Mexico Tancítaro
USA Canyonlands Area
USA Chiricahua Mountains, Coronado National Forest
USA Grand Canyon National Park- Raptor Migration Points
USA Zion National Park UT20

Habitats & altitude
Habitat (level 1) Habitat (level 2) Importance Occurrence
Forest Boreal major resident
Forest Subtropical/Tropical Dry marginal resident
Forest Temperate suitable resident
Altitude 1250 - 2500 m Occasional altitudinal limits  

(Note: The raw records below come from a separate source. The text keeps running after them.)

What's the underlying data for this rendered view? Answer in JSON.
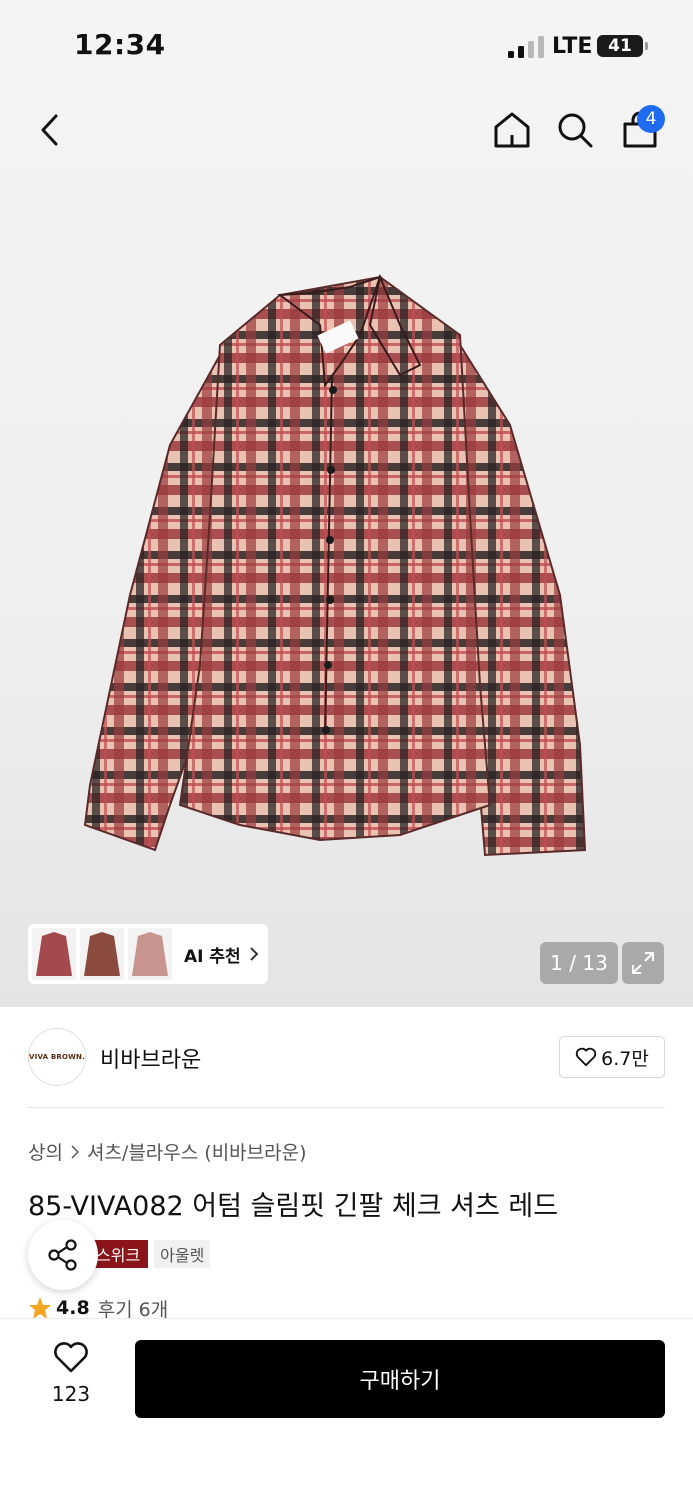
{
  "status_bar": {
    "time": "12:34",
    "network": "LTE",
    "battery": "41"
  },
  "nav": {
    "cart_count": "4",
    "icons": [
      "back-icon",
      "home-icon",
      "search-icon",
      "cart-icon"
    ]
  },
  "gallery": {
    "ai_label": "AI 추천",
    "counter": "1 / 13"
  },
  "brand": {
    "logo_text": "VIVA BROWN.",
    "name": "비바브라운",
    "likes": "6.7만"
  },
  "breadcrumb": {
    "category": "상의",
    "subcategory": "셔츠/블라우스 (비바브라운)"
  },
  "product": {
    "title": "85-VIVA082 어텀 슬림핏 긴팔 체크 셔츠 레드",
    "tags": [
      "스위크",
      "아울렛"
    ],
    "rating": "4.8",
    "reviews": "후기 6개"
  },
  "bottom": {
    "wish_count": "123",
    "buy_label": "구매하기"
  },
  "colors": {
    "accent_blue": "#1e6bf2",
    "tag_red": "#8b1419",
    "star": "#f5a623",
    "buy_bg": "#000000"
  }
}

Threats & impact
Threat (level 1) Threat (level 2) Impact and Stresses
Biological resource use Logging & wood harvesting Timing Scope Severity Impact
Ongoing Minority (<50%) Rapid Declines Medium Impact: 6
Stresses
Ecosystem degradation, Ecosystem conversion
Climate change & severe weather Droughts Timing Scope Severity Impact
Future Majority (50-90%) Slow, Significant Declines Low Impact: 4
Stresses
Ecosystem degradation, Ecosystem conversion, Reduced reproductive success
Climate change & severe weather Storms & flooding Timing Scope Severity Impact
Future Majority (50-90%) Negligible declines Low Impact: 3
Stresses
Reduced reproductive success
Invasive and other problematic species, genes & diseases Invasive non-native/alien species/diseases Timing Scope Severity Impact
Ongoing Minority (<50%) Unknown Unknown
Stresses
Ecosystem degradation, Ecosystem conversion
Invasive and other problematic species, genes & diseases Invasive non-native/alien species/diseases Timing Scope Severity Impact
Ongoing Minority (<50%) Unknown Unknown
Stresses
Species disturbance, Reduced reproductive success
Invasive and other problematic species, genes & diseases Problematic native species/diseases Timing Scope Severity Impact
Ongoing Majority (50-90%) Slow, Significant Declines Medium Impact: 6
Stresses
Hybridisation, Competition
Invasive and other problematic species, genes & diseases Viral/prion-induced diseases Timing Scope Severity Impact
Ongoing Minority (<50%) Unknown Unknown
Stresses
Species mortality
Natural system modifications Fire & fire suppression Timing Scope Severity Impact
Ongoing Minority (<50%) Slow, Significant Declines Low Impact: 5
Stresses
Ecosystem degradation, Ecosystem conversion

Utilisation
Purpose Primary form used Life stage used Source Scale Level Timing
Pets Whole Adults and juveniles Wild International Trivial Recent
Pets/display animals, horticulture - - - International Non-trivial Recent

Recommended citation
BirdLife International (2017) Species factsheet: Strix occidentalis. Downloaded from http://www.birdlife.org on 21/10/2017. Recommended citation for factsheets for more than one species: BirdLife International (2017) IUCN Red List for birds. Downloaded from http://www.birdlife.org on 21/10/2017.